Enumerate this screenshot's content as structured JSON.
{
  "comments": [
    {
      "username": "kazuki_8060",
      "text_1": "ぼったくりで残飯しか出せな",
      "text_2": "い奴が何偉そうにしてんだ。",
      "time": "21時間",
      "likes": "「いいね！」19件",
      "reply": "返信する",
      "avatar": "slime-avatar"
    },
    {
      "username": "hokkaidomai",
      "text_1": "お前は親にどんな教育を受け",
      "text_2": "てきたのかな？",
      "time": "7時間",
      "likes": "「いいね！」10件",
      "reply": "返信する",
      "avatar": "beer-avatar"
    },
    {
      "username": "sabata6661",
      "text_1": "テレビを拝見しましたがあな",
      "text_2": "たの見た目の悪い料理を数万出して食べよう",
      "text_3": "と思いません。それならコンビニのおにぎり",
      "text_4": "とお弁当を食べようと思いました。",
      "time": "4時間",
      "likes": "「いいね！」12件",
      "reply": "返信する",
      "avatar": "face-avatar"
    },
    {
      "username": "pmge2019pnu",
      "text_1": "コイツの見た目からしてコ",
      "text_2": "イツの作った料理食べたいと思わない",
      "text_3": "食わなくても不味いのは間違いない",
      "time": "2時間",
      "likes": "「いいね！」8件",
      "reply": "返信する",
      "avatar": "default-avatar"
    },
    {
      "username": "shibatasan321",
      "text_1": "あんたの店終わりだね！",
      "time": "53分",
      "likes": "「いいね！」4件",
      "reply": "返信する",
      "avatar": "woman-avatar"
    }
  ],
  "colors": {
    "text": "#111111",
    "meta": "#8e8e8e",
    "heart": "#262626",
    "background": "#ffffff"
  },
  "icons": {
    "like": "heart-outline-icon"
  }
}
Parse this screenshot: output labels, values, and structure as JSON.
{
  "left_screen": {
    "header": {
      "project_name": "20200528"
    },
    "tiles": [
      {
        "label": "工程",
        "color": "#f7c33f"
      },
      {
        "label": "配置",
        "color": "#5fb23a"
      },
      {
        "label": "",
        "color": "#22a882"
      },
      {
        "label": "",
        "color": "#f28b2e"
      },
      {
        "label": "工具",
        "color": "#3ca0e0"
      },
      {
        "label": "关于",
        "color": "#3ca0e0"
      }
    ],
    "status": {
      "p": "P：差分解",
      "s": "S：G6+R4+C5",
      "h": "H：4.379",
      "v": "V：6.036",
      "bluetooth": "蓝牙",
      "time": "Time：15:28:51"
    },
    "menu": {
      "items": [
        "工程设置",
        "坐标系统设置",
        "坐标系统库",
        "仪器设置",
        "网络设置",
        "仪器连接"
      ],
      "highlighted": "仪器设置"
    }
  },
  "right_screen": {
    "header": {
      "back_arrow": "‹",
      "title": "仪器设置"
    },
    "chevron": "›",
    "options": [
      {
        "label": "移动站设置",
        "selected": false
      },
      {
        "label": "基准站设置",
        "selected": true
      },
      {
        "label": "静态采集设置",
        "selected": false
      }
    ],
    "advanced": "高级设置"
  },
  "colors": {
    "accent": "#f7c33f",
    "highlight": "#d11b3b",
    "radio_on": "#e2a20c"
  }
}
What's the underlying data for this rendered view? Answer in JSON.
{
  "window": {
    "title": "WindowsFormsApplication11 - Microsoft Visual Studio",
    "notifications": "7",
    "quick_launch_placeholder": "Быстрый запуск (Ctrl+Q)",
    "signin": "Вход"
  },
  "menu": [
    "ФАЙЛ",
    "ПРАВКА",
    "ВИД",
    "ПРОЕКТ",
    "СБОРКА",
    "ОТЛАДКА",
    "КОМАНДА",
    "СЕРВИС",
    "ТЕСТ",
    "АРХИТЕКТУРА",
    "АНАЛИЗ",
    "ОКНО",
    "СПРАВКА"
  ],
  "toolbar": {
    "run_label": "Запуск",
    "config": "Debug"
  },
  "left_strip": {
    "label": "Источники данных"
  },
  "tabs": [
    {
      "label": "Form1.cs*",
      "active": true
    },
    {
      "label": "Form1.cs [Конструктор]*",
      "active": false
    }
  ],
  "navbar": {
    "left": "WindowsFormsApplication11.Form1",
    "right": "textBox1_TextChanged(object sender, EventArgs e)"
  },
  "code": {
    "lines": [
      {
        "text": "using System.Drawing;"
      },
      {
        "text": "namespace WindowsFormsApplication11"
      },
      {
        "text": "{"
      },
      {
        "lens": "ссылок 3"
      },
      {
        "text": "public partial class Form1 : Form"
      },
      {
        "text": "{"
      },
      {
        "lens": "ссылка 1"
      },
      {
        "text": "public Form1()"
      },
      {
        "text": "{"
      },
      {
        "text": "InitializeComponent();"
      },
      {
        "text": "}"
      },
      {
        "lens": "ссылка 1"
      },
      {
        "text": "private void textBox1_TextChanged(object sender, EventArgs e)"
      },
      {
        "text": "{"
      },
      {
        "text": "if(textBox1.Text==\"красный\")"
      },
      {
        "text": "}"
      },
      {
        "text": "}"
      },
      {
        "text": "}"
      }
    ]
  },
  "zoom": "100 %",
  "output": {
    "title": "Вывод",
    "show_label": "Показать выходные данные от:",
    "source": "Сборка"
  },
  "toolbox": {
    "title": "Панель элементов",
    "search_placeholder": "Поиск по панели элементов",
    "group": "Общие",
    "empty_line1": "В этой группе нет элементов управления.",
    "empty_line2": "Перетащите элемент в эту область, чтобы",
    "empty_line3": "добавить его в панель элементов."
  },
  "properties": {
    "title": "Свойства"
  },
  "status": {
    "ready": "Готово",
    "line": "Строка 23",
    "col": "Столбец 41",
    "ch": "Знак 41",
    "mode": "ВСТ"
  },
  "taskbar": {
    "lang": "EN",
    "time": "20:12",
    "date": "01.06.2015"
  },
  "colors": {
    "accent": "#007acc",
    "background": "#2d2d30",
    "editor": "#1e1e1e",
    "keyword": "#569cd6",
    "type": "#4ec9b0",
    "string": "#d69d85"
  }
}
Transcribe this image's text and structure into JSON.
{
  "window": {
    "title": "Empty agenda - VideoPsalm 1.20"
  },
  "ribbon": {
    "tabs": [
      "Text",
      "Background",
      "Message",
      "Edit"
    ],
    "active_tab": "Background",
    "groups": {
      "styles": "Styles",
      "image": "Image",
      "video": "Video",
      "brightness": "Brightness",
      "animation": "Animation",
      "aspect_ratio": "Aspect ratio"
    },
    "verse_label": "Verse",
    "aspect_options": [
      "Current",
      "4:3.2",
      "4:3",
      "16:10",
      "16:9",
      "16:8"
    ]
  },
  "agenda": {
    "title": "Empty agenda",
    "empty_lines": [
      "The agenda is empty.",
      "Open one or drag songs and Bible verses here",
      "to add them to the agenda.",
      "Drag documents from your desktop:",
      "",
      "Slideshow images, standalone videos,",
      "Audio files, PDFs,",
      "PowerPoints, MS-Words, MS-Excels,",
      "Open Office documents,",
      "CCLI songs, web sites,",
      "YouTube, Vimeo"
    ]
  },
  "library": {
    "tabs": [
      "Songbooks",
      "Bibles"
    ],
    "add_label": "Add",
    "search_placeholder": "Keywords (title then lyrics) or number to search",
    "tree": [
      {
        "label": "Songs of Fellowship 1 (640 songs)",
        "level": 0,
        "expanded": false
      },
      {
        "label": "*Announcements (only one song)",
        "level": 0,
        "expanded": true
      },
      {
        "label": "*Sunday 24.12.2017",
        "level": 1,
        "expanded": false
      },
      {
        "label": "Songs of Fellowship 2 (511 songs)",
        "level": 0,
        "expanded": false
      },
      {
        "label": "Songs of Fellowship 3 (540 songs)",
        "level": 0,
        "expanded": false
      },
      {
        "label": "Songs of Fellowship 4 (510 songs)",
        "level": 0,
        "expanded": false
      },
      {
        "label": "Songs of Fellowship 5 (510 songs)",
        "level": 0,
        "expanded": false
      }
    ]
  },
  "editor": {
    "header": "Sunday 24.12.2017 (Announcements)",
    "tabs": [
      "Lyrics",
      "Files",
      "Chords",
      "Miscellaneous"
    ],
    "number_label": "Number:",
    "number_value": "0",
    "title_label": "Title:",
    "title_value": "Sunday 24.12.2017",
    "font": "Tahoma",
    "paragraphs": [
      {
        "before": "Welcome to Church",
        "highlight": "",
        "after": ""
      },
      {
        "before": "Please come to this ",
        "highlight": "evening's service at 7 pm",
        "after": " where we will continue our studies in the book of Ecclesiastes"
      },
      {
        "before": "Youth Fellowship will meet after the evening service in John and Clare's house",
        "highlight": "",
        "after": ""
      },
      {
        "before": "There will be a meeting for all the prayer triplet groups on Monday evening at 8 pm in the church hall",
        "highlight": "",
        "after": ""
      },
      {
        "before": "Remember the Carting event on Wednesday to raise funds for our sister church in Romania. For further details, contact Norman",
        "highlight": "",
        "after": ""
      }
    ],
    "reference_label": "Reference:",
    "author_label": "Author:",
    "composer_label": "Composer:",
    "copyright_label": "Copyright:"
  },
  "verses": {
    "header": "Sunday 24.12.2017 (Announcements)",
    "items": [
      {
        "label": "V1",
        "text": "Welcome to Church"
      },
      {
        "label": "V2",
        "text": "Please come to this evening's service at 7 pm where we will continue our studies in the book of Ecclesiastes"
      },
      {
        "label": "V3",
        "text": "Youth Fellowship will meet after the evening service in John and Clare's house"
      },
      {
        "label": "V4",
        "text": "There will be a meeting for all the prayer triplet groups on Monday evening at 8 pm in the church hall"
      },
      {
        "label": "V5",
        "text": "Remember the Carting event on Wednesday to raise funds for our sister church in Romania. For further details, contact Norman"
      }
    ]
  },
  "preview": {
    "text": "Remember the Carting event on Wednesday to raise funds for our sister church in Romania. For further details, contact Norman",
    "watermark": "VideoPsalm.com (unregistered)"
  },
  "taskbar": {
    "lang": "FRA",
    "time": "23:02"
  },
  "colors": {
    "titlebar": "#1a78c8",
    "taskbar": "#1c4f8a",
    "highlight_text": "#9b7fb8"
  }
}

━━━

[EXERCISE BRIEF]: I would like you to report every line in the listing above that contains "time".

[EXERCISE OUTPUT]:
      "time": "21時間",
      "time": "7時間",
      "time": "4時間",
      "time": "2時間",
      "time": "53分",
      "time": "Time：15:28:51"
    "time": "20:12",
    "time": "23:02"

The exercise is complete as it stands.